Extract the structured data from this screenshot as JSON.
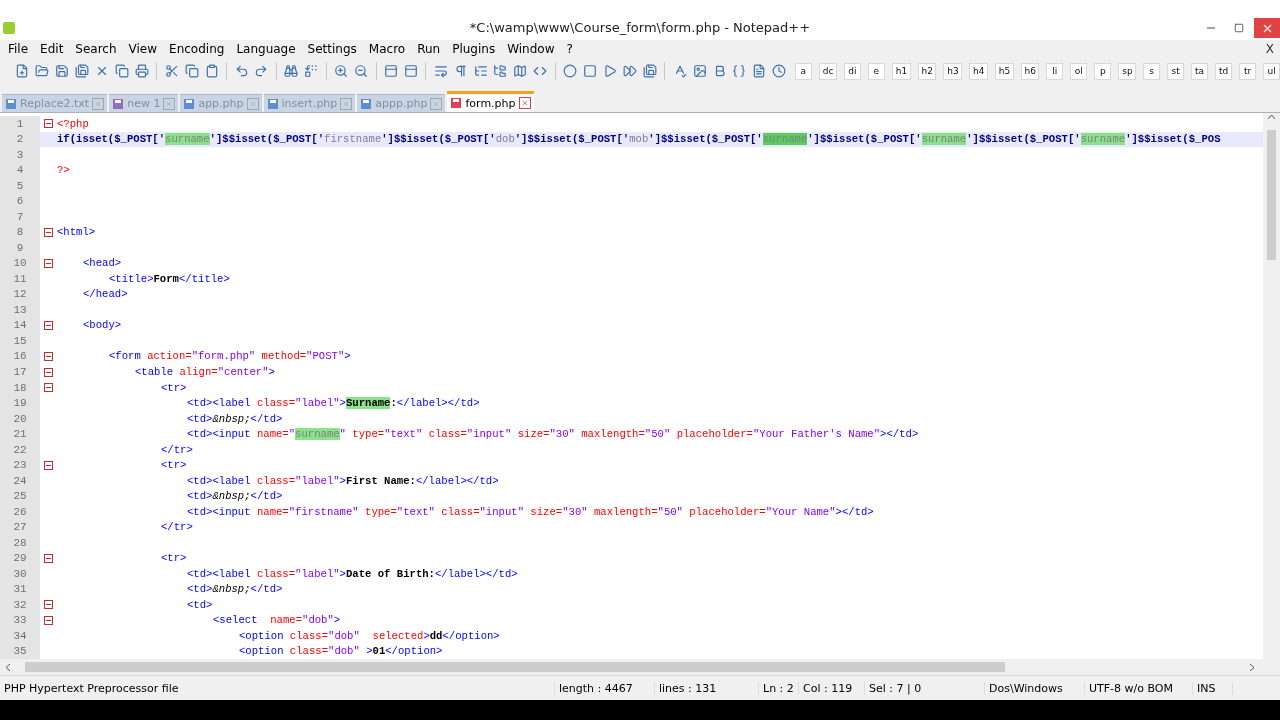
{
  "window": {
    "title": "*C:\\wamp\\www\\Course_form\\form.php - Notepad++"
  },
  "menu": {
    "items": [
      "File",
      "Edit",
      "Search",
      "View",
      "Encoding",
      "Language",
      "Settings",
      "Macro",
      "Run",
      "Plugins",
      "Window",
      "?"
    ],
    "close": "X"
  },
  "tag_buttons": [
    "a",
    "dc",
    "di",
    "e",
    "h1",
    "h2",
    "h3",
    "h4",
    "h5",
    "h6",
    "li",
    "ol",
    "p",
    "sp",
    "s",
    "st",
    "ta",
    "td",
    "tr",
    "ul"
  ],
  "tabs": [
    {
      "label": "Replace2.txt",
      "selected": false,
      "kind": "text"
    },
    {
      "label": "new  1",
      "selected": false,
      "kind": "new"
    },
    {
      "label": "app.php",
      "selected": false,
      "kind": "text"
    },
    {
      "label": "insert.php",
      "selected": false,
      "kind": "text"
    },
    {
      "label": "appp.php",
      "selected": false,
      "kind": "text"
    },
    {
      "label": "form.php",
      "selected": true,
      "kind": "modified"
    }
  ],
  "lines": [
    {
      "n": "1",
      "fold": true,
      "current": false,
      "tokens": [
        {
          "kind": "delim",
          "text": "<?php"
        }
      ]
    },
    {
      "n": "2",
      "fold": false,
      "current": true,
      "tokens": [
        {
          "kind": "php",
          "text": "if(isset($_POST['"
        },
        {
          "kind": "match",
          "text": "surname"
        },
        {
          "kind": "php",
          "text": "']$$isset($_POST['"
        },
        {
          "kind": "str",
          "text": "firstname"
        },
        {
          "kind": "php",
          "text": "']$$isset($_POST['"
        },
        {
          "kind": "str",
          "text": "dob"
        },
        {
          "kind": "php",
          "text": "']$$isset($_POST['"
        },
        {
          "kind": "str",
          "text": "mob"
        },
        {
          "kind": "php",
          "text": "']$$isset($_POST['"
        },
        {
          "kind": "sel",
          "text": "surname"
        },
        {
          "kind": "php",
          "text": "']$$isset($_POST['"
        },
        {
          "kind": "match",
          "text": "surname"
        },
        {
          "kind": "php",
          "text": "']$$isset($_POST['"
        },
        {
          "kind": "match",
          "text": "surname"
        },
        {
          "kind": "php",
          "text": "']$$isset($_POS"
        }
      ]
    },
    {
      "n": "3",
      "fold": false,
      "current": false
    },
    {
      "n": "4",
      "fold": false,
      "current": false,
      "tokens": [
        {
          "kind": "delim",
          "text": "?>"
        }
      ]
    },
    {
      "n": "5",
      "fold": false,
      "current": false
    },
    {
      "n": "6",
      "fold": false,
      "current": false
    },
    {
      "n": "7",
      "fold": false,
      "current": false
    },
    {
      "n": "8",
      "fold": true,
      "current": false,
      "tokens": [
        {
          "kind": "tag",
          "text": "<html>"
        }
      ]
    },
    {
      "n": "9",
      "fold": false,
      "current": false
    },
    {
      "n": "10",
      "fold": true,
      "current": false,
      "tokens": [
        {
          "kind": "tag",
          "text": "\t<head>"
        }
      ]
    },
    {
      "n": "11",
      "fold": false,
      "current": false,
      "tokens": [
        {
          "kind": "tag",
          "text": "\t\t<title>"
        },
        {
          "kind": "text",
          "text": "Form"
        },
        {
          "kind": "tag",
          "text": "</title>"
        }
      ]
    },
    {
      "n": "12",
      "fold": false,
      "current": false,
      "tokens": [
        {
          "kind": "tag",
          "text": "\t</head>"
        }
      ]
    },
    {
      "n": "13",
      "fold": false,
      "current": false
    },
    {
      "n": "14",
      "fold": true,
      "current": false,
      "tokens": [
        {
          "kind": "tag",
          "text": "\t<body>"
        }
      ]
    },
    {
      "n": "15",
      "fold": false,
      "current": false
    },
    {
      "n": "16",
      "fold": true,
      "current": false,
      "tokens": [
        {
          "kind": "tag",
          "text": "\t\t<form"
        },
        {
          "kind": "attr",
          "text": " action="
        },
        {
          "kind": "value",
          "text": "\"form.php\""
        },
        {
          "kind": "attr",
          "text": " method="
        },
        {
          "kind": "value",
          "text": "\"POST\""
        },
        {
          "kind": "tag",
          "text": ">"
        }
      ]
    },
    {
      "n": "17",
      "fold": true,
      "current": false,
      "tokens": [
        {
          "kind": "tag",
          "text": "\t\t\t<table"
        },
        {
          "kind": "attr",
          "text": " align="
        },
        {
          "kind": "value",
          "text": "\"center\""
        },
        {
          "kind": "tag",
          "text": ">"
        }
      ]
    },
    {
      "n": "18",
      "fold": true,
      "current": false,
      "tokens": [
        {
          "kind": "tag",
          "text": "\t\t\t\t<tr>"
        }
      ]
    },
    {
      "n": "19",
      "fold": false,
      "current": false,
      "tokens": [
        {
          "kind": "tag",
          "text": "\t\t\t\t\t<td><label"
        },
        {
          "kind": "attr",
          "text": " class="
        },
        {
          "kind": "value",
          "text": "\"label\""
        },
        {
          "kind": "tag",
          "text": ">"
        },
        {
          "kind": "textmatch",
          "text": "Surname"
        },
        {
          "kind": "text",
          "text": ":"
        },
        {
          "kind": "tag",
          "text": "</label></td>"
        }
      ]
    },
    {
      "n": "20",
      "fold": false,
      "current": false,
      "tokens": [
        {
          "kind": "tag",
          "text": "\t\t\t\t\t<td>"
        },
        {
          "kind": "entity",
          "text": "&nbsp;"
        },
        {
          "kind": "tag",
          "text": "</td>"
        }
      ]
    },
    {
      "n": "21",
      "fold": false,
      "current": false,
      "tokens": [
        {
          "kind": "tag",
          "text": "\t\t\t\t\t<td><input"
        },
        {
          "kind": "attr",
          "text": " name="
        },
        {
          "kind": "value",
          "text": "\""
        },
        {
          "kind": "match",
          "text": "surname"
        },
        {
          "kind": "value",
          "text": "\""
        },
        {
          "kind": "attr",
          "text": " type="
        },
        {
          "kind": "value",
          "text": "\"text\""
        },
        {
          "kind": "attr",
          "text": " class="
        },
        {
          "kind": "value",
          "text": "\"input\""
        },
        {
          "kind": "attr",
          "text": " size="
        },
        {
          "kind": "value",
          "text": "\"30\""
        },
        {
          "kind": "attr",
          "text": " maxlength="
        },
        {
          "kind": "value",
          "text": "\"50\""
        },
        {
          "kind": "attr",
          "text": " placeholder="
        },
        {
          "kind": "value",
          "text": "\"Your Father's Name\""
        },
        {
          "kind": "tag",
          "text": "></td>"
        }
      ]
    },
    {
      "n": "22",
      "fold": false,
      "current": false,
      "tokens": [
        {
          "kind": "tag",
          "text": "\t\t\t\t</tr>"
        }
      ]
    },
    {
      "n": "23",
      "fold": true,
      "current": false,
      "tokens": [
        {
          "kind": "tag",
          "text": "\t\t\t\t<tr>"
        }
      ]
    },
    {
      "n": "24",
      "fold": false,
      "current": false,
      "tokens": [
        {
          "kind": "tag",
          "text": "\t\t\t\t\t<td><label"
        },
        {
          "kind": "attr",
          "text": " class="
        },
        {
          "kind": "value",
          "text": "\"label\""
        },
        {
          "kind": "tag",
          "text": ">"
        },
        {
          "kind": "text",
          "text": "First Name:"
        },
        {
          "kind": "tag",
          "text": "</label></td>"
        }
      ]
    },
    {
      "n": "25",
      "fold": false,
      "current": false,
      "tokens": [
        {
          "kind": "tag",
          "text": "\t\t\t\t\t<td>"
        },
        {
          "kind": "entity",
          "text": "&nbsp;"
        },
        {
          "kind": "tag",
          "text": "</td>"
        }
      ]
    },
    {
      "n": "26",
      "fold": false,
      "current": false,
      "tokens": [
        {
          "kind": "tag",
          "text": "\t\t\t\t\t<td><input"
        },
        {
          "kind": "attr",
          "text": " name="
        },
        {
          "kind": "value",
          "text": "\"firstname\""
        },
        {
          "kind": "attr",
          "text": " type="
        },
        {
          "kind": "value",
          "text": "\"text\""
        },
        {
          "kind": "attr",
          "text": " class="
        },
        {
          "kind": "value",
          "text": "\"input\""
        },
        {
          "kind": "attr",
          "text": " size="
        },
        {
          "kind": "value",
          "text": "\"30\""
        },
        {
          "kind": "attr",
          "text": " maxlength="
        },
        {
          "kind": "value",
          "text": "\"50\""
        },
        {
          "kind": "attr",
          "text": " placeholder="
        },
        {
          "kind": "value",
          "text": "\"Your Name\""
        },
        {
          "kind": "tag",
          "text": "></td>"
        }
      ]
    },
    {
      "n": "27",
      "fold": false,
      "current": false,
      "tokens": [
        {
          "kind": "tag",
          "text": "\t\t\t\t</tr>"
        }
      ]
    },
    {
      "n": "28",
      "fold": false,
      "current": false
    },
    {
      "n": "29",
      "fold": true,
      "current": false,
      "tokens": [
        {
          "kind": "tag",
          "text": "\t\t\t\t<tr>"
        }
      ]
    },
    {
      "n": "30",
      "fold": false,
      "current": false,
      "tokens": [
        {
          "kind": "tag",
          "text": "\t\t\t\t\t<td><label"
        },
        {
          "kind": "attr",
          "text": " class="
        },
        {
          "kind": "value",
          "text": "\"label\""
        },
        {
          "kind": "tag",
          "text": ">"
        },
        {
          "kind": "text",
          "text": "Date of Birth:"
        },
        {
          "kind": "tag",
          "text": "</label></td>"
        }
      ]
    },
    {
      "n": "31",
      "fold": false,
      "current": false,
      "tokens": [
        {
          "kind": "tag",
          "text": "\t\t\t\t\t<td>"
        },
        {
          "kind": "entity",
          "text": "&nbsp;"
        },
        {
          "kind": "tag",
          "text": "</td>"
        }
      ]
    },
    {
      "n": "32",
      "fold": true,
      "current": false,
      "tokens": [
        {
          "kind": "tag",
          "text": "\t\t\t\t\t<td>"
        }
      ]
    },
    {
      "n": "33",
      "fold": true,
      "current": false,
      "tokens": [
        {
          "kind": "tag",
          "text": "\t\t\t\t\t\t<select"
        },
        {
          "kind": "attr",
          "text": "  name="
        },
        {
          "kind": "value",
          "text": "\"dob\""
        },
        {
          "kind": "tag",
          "text": ">"
        }
      ]
    },
    {
      "n": "34",
      "fold": false,
      "current": false,
      "tokens": [
        {
          "kind": "tag",
          "text": "\t\t\t\t\t\t\t<option"
        },
        {
          "kind": "attr",
          "text": " class="
        },
        {
          "kind": "value",
          "text": "\"dob\""
        },
        {
          "kind": "attr",
          "text": "  selected"
        },
        {
          "kind": "tag",
          "text": ">"
        },
        {
          "kind": "text",
          "text": "dd"
        },
        {
          "kind": "tag",
          "text": "</option>"
        }
      ]
    },
    {
      "n": "35",
      "fold": false,
      "current": false,
      "tokens": [
        {
          "kind": "tag",
          "text": "\t\t\t\t\t\t\t<option"
        },
        {
          "kind": "attr",
          "text": " class="
        },
        {
          "kind": "value",
          "text": "\"dob\""
        },
        {
          "kind": "tag",
          "text": " >"
        },
        {
          "kind": "text",
          "text": "01"
        },
        {
          "kind": "tag",
          "text": "</option>"
        }
      ]
    }
  ],
  "status_bar": {
    "file_type": "PHP Hypertext Preprocessor file",
    "length": "length : 4467",
    "lines": "lines : 131",
    "ln": "Ln : 2",
    "col": "Col : 119",
    "sel": "Sel : 7 | 0",
    "eol": "Dos\\Windows",
    "encoding": "UTF-8 w/o BOM",
    "mode": "INS"
  }
}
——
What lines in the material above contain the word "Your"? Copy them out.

          "text": "\"Your Father's Name\""
          "text": "\"Your Name\""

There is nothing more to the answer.